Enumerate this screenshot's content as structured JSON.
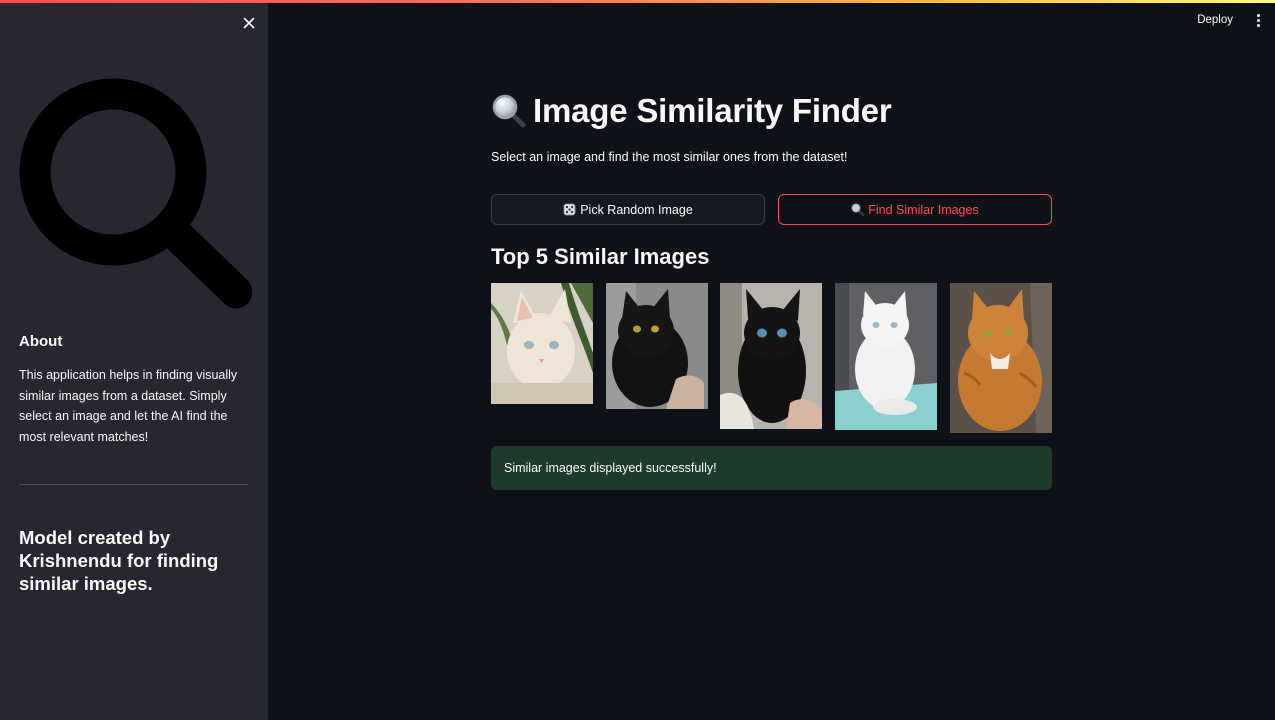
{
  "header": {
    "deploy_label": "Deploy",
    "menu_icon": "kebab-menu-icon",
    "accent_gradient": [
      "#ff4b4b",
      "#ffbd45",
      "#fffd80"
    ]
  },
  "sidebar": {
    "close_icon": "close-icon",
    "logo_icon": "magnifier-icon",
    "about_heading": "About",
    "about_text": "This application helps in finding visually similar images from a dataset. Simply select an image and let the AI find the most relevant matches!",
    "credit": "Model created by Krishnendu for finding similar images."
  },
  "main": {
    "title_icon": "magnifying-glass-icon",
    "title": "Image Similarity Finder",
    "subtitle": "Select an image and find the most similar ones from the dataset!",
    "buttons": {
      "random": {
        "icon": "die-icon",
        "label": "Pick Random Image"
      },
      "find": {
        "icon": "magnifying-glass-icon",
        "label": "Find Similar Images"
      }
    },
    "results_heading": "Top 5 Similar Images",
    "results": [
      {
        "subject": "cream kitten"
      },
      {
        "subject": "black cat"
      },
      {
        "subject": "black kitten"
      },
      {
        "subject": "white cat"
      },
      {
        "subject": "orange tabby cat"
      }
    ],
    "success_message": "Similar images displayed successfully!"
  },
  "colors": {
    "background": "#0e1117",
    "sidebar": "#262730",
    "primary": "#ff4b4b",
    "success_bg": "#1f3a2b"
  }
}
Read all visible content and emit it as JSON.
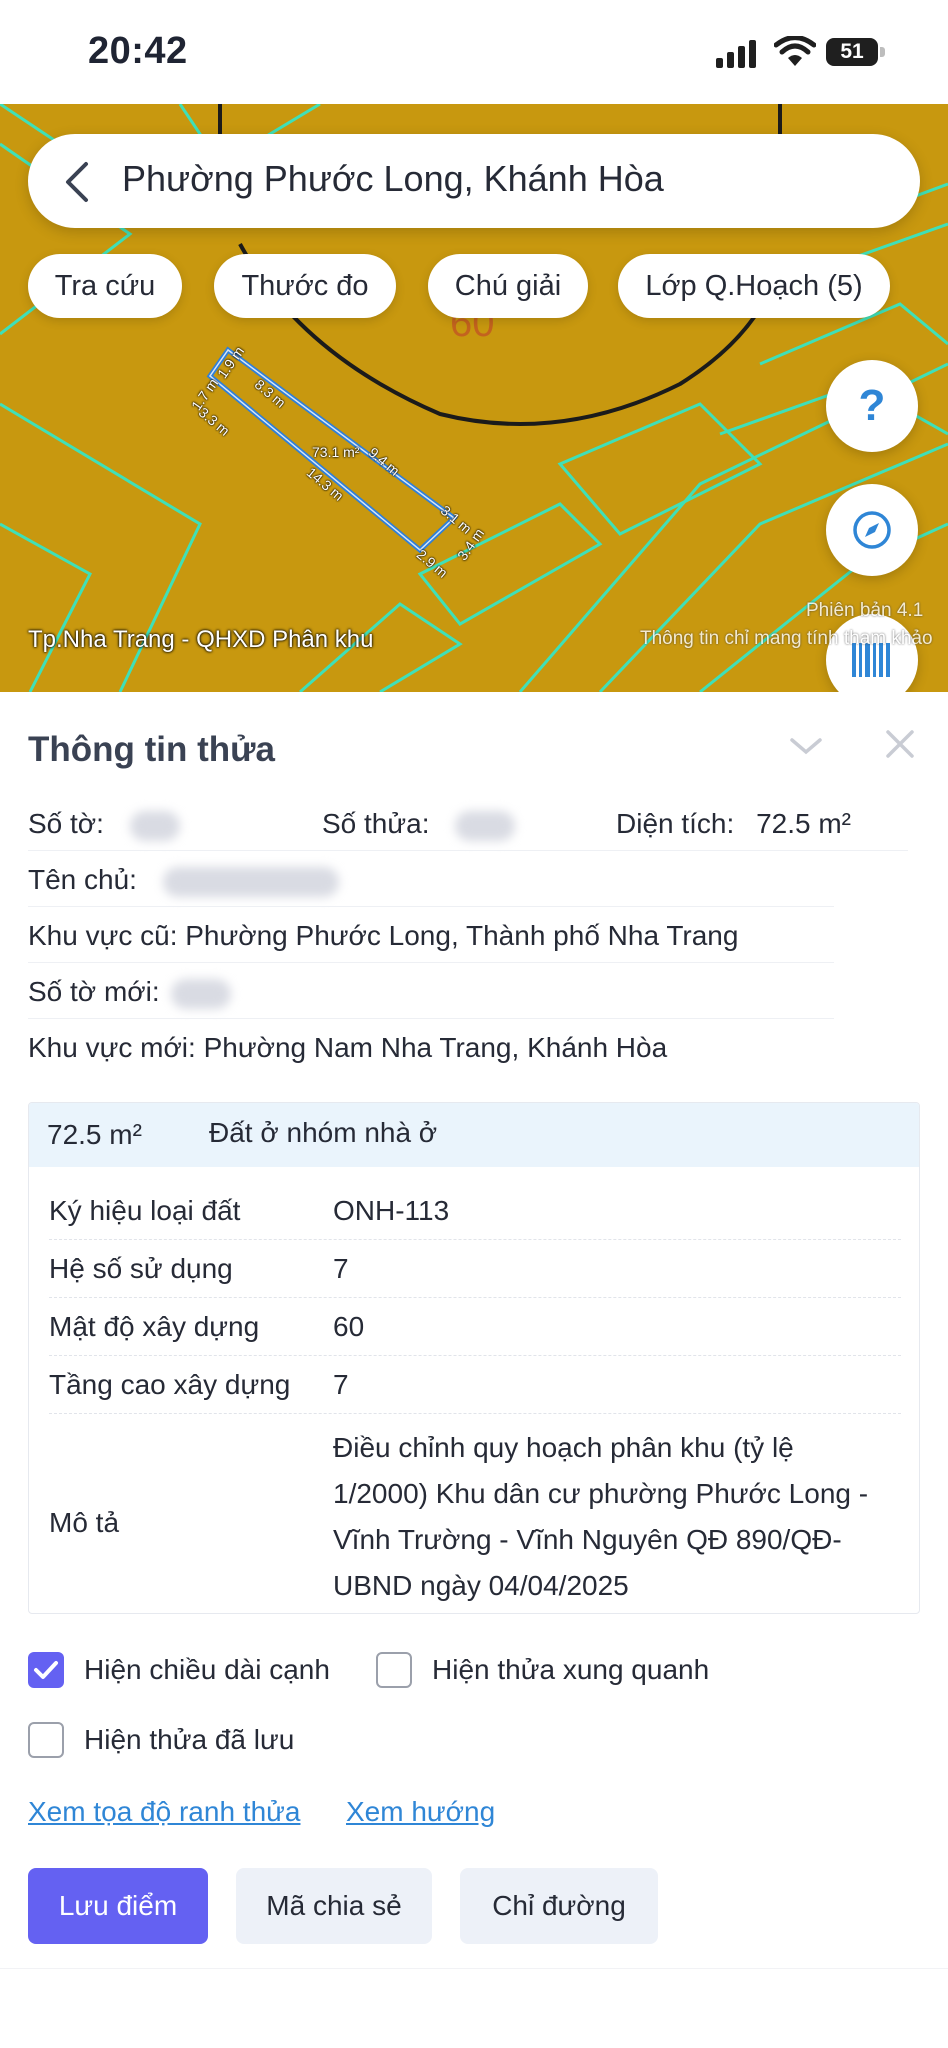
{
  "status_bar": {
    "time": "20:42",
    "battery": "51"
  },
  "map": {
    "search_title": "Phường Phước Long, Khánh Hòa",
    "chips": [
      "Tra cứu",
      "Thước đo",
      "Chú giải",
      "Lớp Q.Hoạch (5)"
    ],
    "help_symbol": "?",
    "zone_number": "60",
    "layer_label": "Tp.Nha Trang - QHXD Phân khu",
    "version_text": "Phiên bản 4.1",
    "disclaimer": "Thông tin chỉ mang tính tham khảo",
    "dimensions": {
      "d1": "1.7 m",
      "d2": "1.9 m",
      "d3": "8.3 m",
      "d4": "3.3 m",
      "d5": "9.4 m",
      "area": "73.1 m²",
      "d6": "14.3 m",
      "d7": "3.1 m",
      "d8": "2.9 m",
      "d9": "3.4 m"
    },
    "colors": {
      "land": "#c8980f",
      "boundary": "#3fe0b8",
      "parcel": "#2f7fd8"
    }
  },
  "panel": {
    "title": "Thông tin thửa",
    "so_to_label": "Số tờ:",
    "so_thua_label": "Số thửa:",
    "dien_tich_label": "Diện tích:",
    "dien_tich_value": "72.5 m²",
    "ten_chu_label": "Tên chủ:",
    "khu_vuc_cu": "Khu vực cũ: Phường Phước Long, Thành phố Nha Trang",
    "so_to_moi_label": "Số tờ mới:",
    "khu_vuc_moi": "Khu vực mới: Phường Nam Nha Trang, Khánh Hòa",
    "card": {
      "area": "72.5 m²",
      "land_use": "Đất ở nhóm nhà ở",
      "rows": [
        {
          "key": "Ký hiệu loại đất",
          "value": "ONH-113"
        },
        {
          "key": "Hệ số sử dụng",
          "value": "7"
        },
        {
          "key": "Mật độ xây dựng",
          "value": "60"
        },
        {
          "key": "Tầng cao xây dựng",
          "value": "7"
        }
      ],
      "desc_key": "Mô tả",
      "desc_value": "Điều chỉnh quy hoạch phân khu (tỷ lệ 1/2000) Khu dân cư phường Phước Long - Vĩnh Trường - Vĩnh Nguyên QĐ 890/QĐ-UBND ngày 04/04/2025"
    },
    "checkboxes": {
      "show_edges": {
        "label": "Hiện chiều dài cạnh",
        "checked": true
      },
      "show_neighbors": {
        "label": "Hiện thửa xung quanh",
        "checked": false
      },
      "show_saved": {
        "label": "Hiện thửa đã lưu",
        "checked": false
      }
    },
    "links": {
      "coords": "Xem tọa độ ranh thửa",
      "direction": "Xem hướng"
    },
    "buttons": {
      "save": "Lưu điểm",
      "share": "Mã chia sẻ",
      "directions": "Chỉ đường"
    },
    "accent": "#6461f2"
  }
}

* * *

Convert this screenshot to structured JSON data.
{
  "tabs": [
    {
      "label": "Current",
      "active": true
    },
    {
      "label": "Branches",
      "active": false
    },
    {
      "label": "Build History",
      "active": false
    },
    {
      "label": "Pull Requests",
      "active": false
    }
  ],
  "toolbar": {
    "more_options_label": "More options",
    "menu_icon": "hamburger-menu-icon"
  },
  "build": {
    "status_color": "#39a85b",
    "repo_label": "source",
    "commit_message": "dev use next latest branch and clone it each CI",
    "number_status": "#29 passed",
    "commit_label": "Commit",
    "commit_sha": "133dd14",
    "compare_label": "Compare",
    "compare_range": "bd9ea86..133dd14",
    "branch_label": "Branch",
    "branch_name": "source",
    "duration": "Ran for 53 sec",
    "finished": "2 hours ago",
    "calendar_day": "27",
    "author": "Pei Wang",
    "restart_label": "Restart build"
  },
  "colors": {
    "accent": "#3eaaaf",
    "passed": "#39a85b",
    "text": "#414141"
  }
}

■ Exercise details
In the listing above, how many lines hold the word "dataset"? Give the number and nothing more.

■ Answer area
2